Date of Award
Director of Thesis
In recent years, many studies have been conducted regarding the positive effects of extracurricular activities on the behaviors, actions, and overall well-being of children and adolescents. Whether it is through sports, hobbies, or activities within the community, it is important for all children to be able to have access to and be involved in some kind of extracurricular activities. Participation in activities such as these instills in children the qualities essential for life long success including good work ethic, time management skills, the ability to work in groups, commitment, and focus all while guiding them along the right path as they grow and mature as young adults.
The purpose of this thesis was to focus on the positive benefits of participation in extracurricular activities, and most importantly to arrange and host a tennis camp for the children at Carolina Children’s Home. The camp lasted for 4 hours and consisted of teaching the children how to properly hit the ball, drills where I fed the ball to the children on the other side of net, a lunch in between, and finally fun tennis games.
To complement the tennis camp, I also did a review of the relevant literature examining the effects of extracurricular activities on the behavior, health, and academic success of children and adolescents, specifically focusing on children in low income families. Through this research, I found that there is a strong positive correlation between extracurricular sports activities and increased behavior, increased health, and increased academic achievement in children and adolescents. I also found that socioeconomic status plays a significant role, whereby higher SES results in higher levels of extracurricular activity participation, also noting that these positive effects are greater in those children from families of lower SES backgrounds.
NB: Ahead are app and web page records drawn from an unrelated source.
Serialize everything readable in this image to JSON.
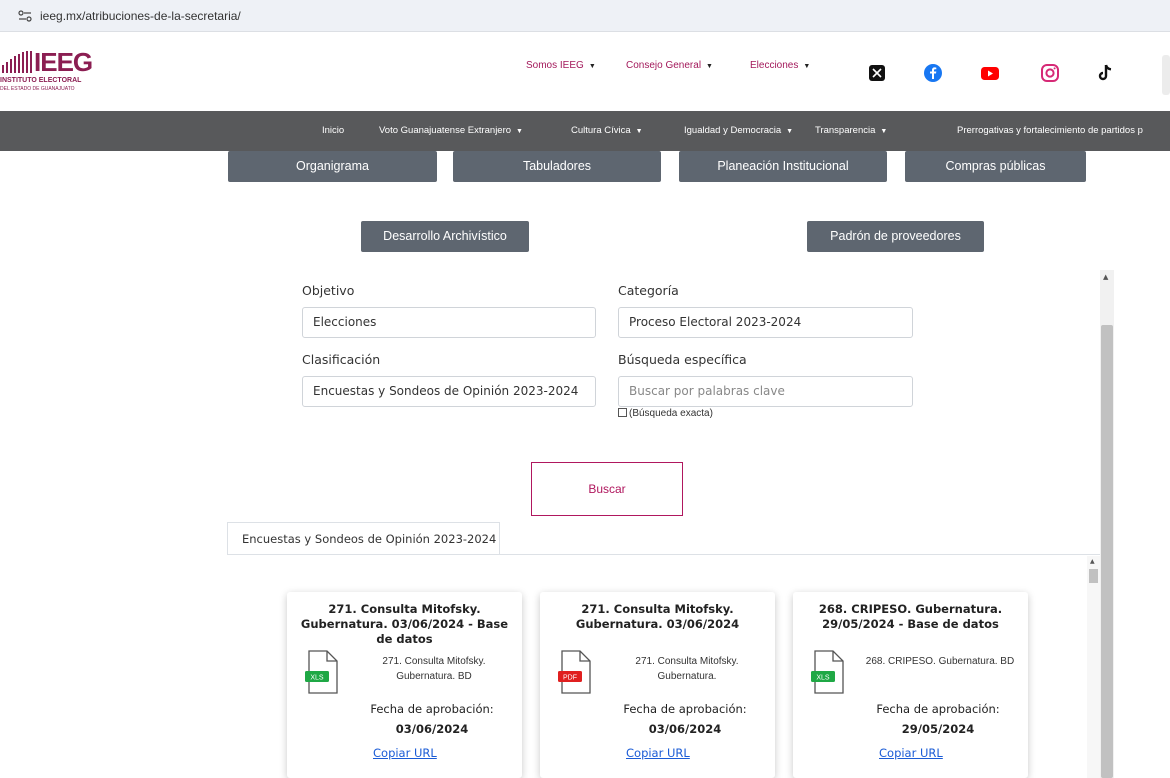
{
  "browser": {
    "url": "ieeg.mx/atribuciones-de-la-secretaria/"
  },
  "header": {
    "logo": {
      "name": "IEEG",
      "line1": "INSTITUTO ELECTORAL",
      "line2": "DEL ESTADO DE GUANAJUATO"
    },
    "top_menu": [
      {
        "label": "Somos IEEG"
      },
      {
        "label": "Consejo General"
      },
      {
        "label": "Elecciones"
      }
    ],
    "social_icons": [
      "x-icon",
      "facebook-icon",
      "youtube-icon",
      "instagram-icon",
      "tiktok-icon"
    ]
  },
  "main_nav": [
    {
      "label": "Inicio",
      "dropdown": false
    },
    {
      "label": "Voto Guanajuatense Extranjero",
      "dropdown": true
    },
    {
      "label": "Cultura Cívica",
      "dropdown": true
    },
    {
      "label": "Igualdad y Democracia",
      "dropdown": true
    },
    {
      "label": "Transparencia",
      "dropdown": true
    },
    {
      "label": "Prerrogativas y fortalecimiento de partidos p",
      "dropdown": false
    }
  ],
  "section_buttons": [
    "Organigrama",
    "Tabuladores",
    "Planeación Institucional",
    "Compras públicas"
  ],
  "secondary_buttons": [
    "Desarrollo Archivístico",
    "Padrón de proveedores"
  ],
  "search": {
    "objetivo": {
      "label": "Objetivo",
      "value": "Elecciones"
    },
    "categoria": {
      "label": "Categoría",
      "value": "Proceso Electoral 2023-2024"
    },
    "clasificacion": {
      "label": "Clasificación",
      "value": "Encuestas y Sondeos de Opinión 2023-2024"
    },
    "busqueda": {
      "label": "Búsqueda específica",
      "placeholder": "Buscar por palabras clave"
    },
    "exact_label": "(Búsqueda exacta)",
    "button": "Buscar"
  },
  "results": {
    "tab_label": "Encuestas y Sondeos de Opinión 2023-2024",
    "cards": [
      {
        "title": "271. Consulta Mitofsky. Gubernatura. 03/06/2024 - Base de datos",
        "file_type": "XLS",
        "file_color": "#1fa845",
        "file_name": "271. Consulta Mitofsky. Gubernatura. BD",
        "approval_label": "Fecha de aprobación:",
        "approval_date": "03/06/2024",
        "link": "Copiar URL"
      },
      {
        "title": "271. Consulta Mitofsky. Gubernatura. 03/06/2024",
        "file_type": "PDF",
        "file_color": "#e02020",
        "file_name": "271. Consulta Mitofsky. Gubernatura.",
        "approval_label": "Fecha de aprobación:",
        "approval_date": "03/06/2024",
        "link": "Copiar URL"
      },
      {
        "title": "268. CRIPESO. Gubernatura. 29/05/2024 - Base de datos",
        "file_type": "XLS",
        "file_color": "#1fa845",
        "file_name": "268. CRIPESO. Gubernatura. BD",
        "approval_label": "Fecha de aprobación:",
        "approval_date": "29/05/2024",
        "link": "Copiar URL"
      }
    ]
  },
  "colors": {
    "brand": "#8b1e52",
    "accent": "#b0175e",
    "nav_bg": "#58595b",
    "button_bg": "#5e6670",
    "link": "#1a5bd6"
  }
}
Armstrong, Lauren, "The Effects of Extracurricular Activity on Children and Adolescents: Hosting a Tennis Camp For Children In the Foster Care System" (2014). Senior Theses. 19.